The other day I read an interesting perspective in the first chapter of 12 Rules for Life by Jordan Peterson.

It turns out lobsters were vital for uncovering a lot about the human nervous system and how it works. Peterson argues that in some ways, they could also be thought of as a very advanced species, having been around for hundreds of millions of years.

The most interesting part about lobsters, however, is their social dynamic and how it all has to do with levels of serotonin and their posture. In the end, you'll see that it's similar to humans'.

As in all species, lobsters get into fights, which yields winners and losers. The winners have high levels of serotonin, they're cocky and much less likely to back down when challenged.

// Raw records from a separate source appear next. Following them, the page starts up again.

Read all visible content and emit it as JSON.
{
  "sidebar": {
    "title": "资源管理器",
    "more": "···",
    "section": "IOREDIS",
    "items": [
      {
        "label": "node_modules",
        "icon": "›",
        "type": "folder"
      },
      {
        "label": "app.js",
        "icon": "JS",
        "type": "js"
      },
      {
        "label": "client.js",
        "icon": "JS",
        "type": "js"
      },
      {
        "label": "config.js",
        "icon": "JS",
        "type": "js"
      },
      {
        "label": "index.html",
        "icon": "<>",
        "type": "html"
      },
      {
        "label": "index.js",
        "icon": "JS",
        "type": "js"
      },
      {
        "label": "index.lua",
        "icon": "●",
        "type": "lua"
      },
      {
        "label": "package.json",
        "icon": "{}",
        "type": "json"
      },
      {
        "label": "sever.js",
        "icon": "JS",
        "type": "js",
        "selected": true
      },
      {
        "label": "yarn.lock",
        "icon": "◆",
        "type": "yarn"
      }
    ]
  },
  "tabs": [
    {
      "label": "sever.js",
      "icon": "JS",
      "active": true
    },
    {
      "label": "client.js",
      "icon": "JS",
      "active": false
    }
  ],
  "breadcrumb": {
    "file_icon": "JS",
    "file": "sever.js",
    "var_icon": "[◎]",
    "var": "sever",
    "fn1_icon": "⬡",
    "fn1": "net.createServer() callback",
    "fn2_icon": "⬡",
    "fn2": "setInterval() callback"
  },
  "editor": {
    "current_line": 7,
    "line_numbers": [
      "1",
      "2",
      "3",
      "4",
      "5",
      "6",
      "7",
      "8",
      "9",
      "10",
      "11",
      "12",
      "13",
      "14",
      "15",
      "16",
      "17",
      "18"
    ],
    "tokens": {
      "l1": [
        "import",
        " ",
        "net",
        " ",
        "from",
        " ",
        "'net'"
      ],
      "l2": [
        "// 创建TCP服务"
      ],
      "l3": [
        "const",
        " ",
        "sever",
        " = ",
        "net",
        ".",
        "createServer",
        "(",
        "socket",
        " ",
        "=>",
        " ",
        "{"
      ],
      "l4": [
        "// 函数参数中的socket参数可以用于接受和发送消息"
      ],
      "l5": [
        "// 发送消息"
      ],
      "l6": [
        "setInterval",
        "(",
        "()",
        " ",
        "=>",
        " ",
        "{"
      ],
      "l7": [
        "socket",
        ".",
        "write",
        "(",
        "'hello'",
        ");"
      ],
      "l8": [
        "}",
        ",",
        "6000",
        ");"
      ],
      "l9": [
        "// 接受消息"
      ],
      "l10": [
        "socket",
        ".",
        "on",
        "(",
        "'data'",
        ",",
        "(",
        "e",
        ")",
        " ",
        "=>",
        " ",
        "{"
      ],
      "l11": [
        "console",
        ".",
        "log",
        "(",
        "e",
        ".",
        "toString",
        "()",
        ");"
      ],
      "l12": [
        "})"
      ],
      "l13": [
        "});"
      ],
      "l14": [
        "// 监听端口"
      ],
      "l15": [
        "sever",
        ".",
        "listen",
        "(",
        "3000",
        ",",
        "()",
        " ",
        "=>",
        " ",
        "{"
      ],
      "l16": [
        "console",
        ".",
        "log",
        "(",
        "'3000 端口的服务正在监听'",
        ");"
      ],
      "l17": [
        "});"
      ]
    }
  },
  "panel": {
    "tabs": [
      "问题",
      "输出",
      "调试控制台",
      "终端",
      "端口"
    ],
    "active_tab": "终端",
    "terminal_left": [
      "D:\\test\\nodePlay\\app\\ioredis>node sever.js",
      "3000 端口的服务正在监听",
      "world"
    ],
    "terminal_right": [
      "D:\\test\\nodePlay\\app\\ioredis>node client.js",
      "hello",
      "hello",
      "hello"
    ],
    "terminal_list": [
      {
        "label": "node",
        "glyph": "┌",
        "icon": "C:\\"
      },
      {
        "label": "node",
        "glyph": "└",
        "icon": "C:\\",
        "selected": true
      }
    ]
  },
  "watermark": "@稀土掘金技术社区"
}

They're also more likely to remain undefeated, get more females to mate with them, and live in the best micro-location.

It’s winner-take-all in the lobster world, just as it is in human societies, where the top 1 percent have as much loot as the bottom 50 percent—and where the richest eighty-five people have as much as the bottom three and a half billion.

You can imagine the losers have it the exact opposite way. Their serotonin is low, they're clenched together and vanish at every hint of trouble. This can very easily be applied to us humans as well.

This is why, when we are defeated, we act very much like lobsters who have lost a fight. Our posture droops. We face the ground. We feel threatened, hurt, anxious and weak. If things do not improve, we become chronically depressed. Under such conditions, we can’t easily put up the kind of fight that life demands, and we become easy targets for harder-shelled bullies.

But the catch of this lesson is to think the other way round. When we're in such a state of mind - defeated, threatened, facing the ground - we should act accordingly.

If you slump around, with the same bearing that characterizes a defeated lobster, people will assign you a lower status, and the old counter that you share with crustaceans, sitting at the very base of your brain, will assign you a low dominance number. Then your brain will not produce as much serotonin.

Do an experiment and move your facial muscles in such a way that you will express sadness. I guarantee you'll start feeling sad. But if you smile, you'll feel happy.

Alterations in body language offer an important example. If you are asked by a researcher to move your facial muscles, one at a time, into a position that would look sad to an observer, you will report feeling sadder. If you are asked to move the muscles one by one into a position that looks happy, you will report feeling happier. Emotion is partly bodily expression, and can be amplified (or dampened) by that expression.

This proves that it also works the other way around - consciously smiling, standing upright and resisting oppression will make us feel better.

We all have moments when we're sad and depressed. But we have to somehow end that cycle. One way is smiling. According to the lobsters, the other one might be standing and sitting upright. Of course, it also makes us less prone to diseases caused by poor posture.

So, attend carefully to your posture. Quit drooping and hunching around. Speak your mind. Put your desires forward, as if you had a right to them—at least the same right as others. Walk tall and gaze forthrightly ahead. Dare to be dangerous. Encourage the serotonin to flow plentifully through the neural pathways desperate for its calming influence.

I think this was a brilliant chapter of the book and a great lesson. That's why, mind your posture.